Cézanne et Moi
A review by Dan Lalande
In Danièle Thompson’s Cézanne et Moi, we have the two personalities that define the core duality of the French character: the impulsive, alienating existentialist, and the civilized, sympathetic thinking man. We have seen both types, repeatedly, in France’s films – the first largely for comic or shock effect, the latter as everyman-hero – but rarely pitted against one another with such sustained balance as is the case here, with Thompson’s versions of the impoverished, piggish painter and the moneyed, meditative social champion-scribe.
It is a consistently interesting duel, a long, busy two-hander made with taste, finesse, and evident dramatic and technical control. The primary lesson we learn over its course, as the characters do in their contrasting ways, is that friendship is the most difficult of all relationships: precarious, prickly, and political, even if its core, like the one between these two great artists, remains uncorrupted.
We meet the titular odd couple as they mutually approach the last act of their careers. Zola, the humble Franco-Italian who has risen from nothing, is now a national hero living in the lap of luxury; Cézanne, the working-class hero fallen from privilege, remains unable to harness his talent to his satisfaction. His only taste of fame, to his chagrin, is his literary avatar, a character in Zola’s latest novel. Much scenery chewing – gratefully, the sincerest kind – ensues over the responsibility of the writer to his real-life inspirations. But the film, thankfully, is not consumed by anything so heady. It sticks, philosophical temptations be damned, to its simple, primary them: the burden of the bond.
One suspects that a cardinal reason behind this choice was to allow the actors – both Guillaumes, Gallienne and Canet, the former of the famed Comédie Francaise – to get their hands dirty. And indeed they do. For all of the flitty, modern editing, the best parts of the film are the longer moments between Monsieurs Gallienne and Canet, who both approach their roles with reverence and showmanship. Gallienne, as the pugnacious, self-pitying post-Impressionist, has the better assignment, one he throws himself into like a man stripping down to plunge into a lake – which, in one of the film’s many pastoral moments, he does. Gallienne’s Cézanne is a broken-hearted bear, a force of nature equal parts base appetites, relentlessly wicked wit, and perpetual frustration. At no point are the theatrics too theatrical, the pathos too pathetic, the unlikability too unlikeable.
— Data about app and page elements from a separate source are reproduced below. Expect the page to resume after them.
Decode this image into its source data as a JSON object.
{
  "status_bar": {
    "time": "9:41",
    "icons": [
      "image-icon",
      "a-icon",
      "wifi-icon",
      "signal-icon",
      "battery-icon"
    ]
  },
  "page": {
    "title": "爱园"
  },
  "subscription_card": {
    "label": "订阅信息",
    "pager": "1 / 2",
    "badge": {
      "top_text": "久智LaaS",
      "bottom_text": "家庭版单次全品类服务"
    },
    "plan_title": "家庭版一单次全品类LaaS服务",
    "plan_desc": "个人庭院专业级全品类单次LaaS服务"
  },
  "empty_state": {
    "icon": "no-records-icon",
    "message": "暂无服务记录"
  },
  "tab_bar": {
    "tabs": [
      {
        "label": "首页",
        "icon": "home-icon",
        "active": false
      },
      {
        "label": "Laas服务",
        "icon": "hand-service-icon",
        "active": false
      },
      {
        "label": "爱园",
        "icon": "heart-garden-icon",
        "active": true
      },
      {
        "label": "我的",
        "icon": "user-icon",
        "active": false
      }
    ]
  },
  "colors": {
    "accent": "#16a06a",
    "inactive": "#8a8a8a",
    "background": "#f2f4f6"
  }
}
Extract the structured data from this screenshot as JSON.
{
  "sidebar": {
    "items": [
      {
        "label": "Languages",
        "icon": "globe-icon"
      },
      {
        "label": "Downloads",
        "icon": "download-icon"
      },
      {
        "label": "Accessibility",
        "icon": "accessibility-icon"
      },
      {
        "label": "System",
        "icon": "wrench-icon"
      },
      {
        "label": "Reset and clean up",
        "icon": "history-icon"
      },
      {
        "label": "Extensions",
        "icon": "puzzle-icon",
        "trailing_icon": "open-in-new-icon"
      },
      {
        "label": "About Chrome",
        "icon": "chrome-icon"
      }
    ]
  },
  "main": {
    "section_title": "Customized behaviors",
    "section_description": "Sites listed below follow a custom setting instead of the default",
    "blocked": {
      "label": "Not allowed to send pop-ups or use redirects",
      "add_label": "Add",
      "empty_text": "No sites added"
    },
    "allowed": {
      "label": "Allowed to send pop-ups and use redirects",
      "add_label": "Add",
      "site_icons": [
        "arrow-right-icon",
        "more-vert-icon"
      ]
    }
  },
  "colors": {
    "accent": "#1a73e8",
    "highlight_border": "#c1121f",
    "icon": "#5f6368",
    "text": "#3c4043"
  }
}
For all of its broadness, this is a performance of carefully controlled brush strokes.
Canet gets saddled with the introvert but makes enough of it. He is given his due in the resolution of the appropriation argument, in which he confesses literary impotence and general late-life malaise. It’s a turning point finely written and finely interpreted.
All of this is not to say that Thompson, whose work is shamefully little seen in North America (her last big credit North American credit the 1976 mega-hit Cousin, Cousine!) has forsaken the other artists that comprised their circle, nor the women that coloured their lives. The latter are given surprisingly strong if melodramatic sidebars, while the former just enough shading to eschew cries of tokenism. For all of that, though, we appreciate them most at play, in the swift, silent scenes in which they collectively enjoy the rural pastimes of La Belle Époque – swimming, boating, picnicking – against the eye-catching ochre, poetic opal, and glitzy green of Aix-en-Provence. Amazingly, despite the aforementioned accelerated editing, we are not robbed of any of this, gloriously brought out by the cinematography of Jean-Marie Dreujou.
Kudos, too, to those responsible for the translation. It smartly embellishes the meaning of much of the more colloquial French – even if the subtitles undermine this work with the odd typo.
Suggestion for that department’s next offense: take “it takes two to tango” and make it “it takes two to tangle.” It would fit the film regardless.
Dan Lalande is a writer and critic based in Ottawa. You can find him on his Youtube channel HERE.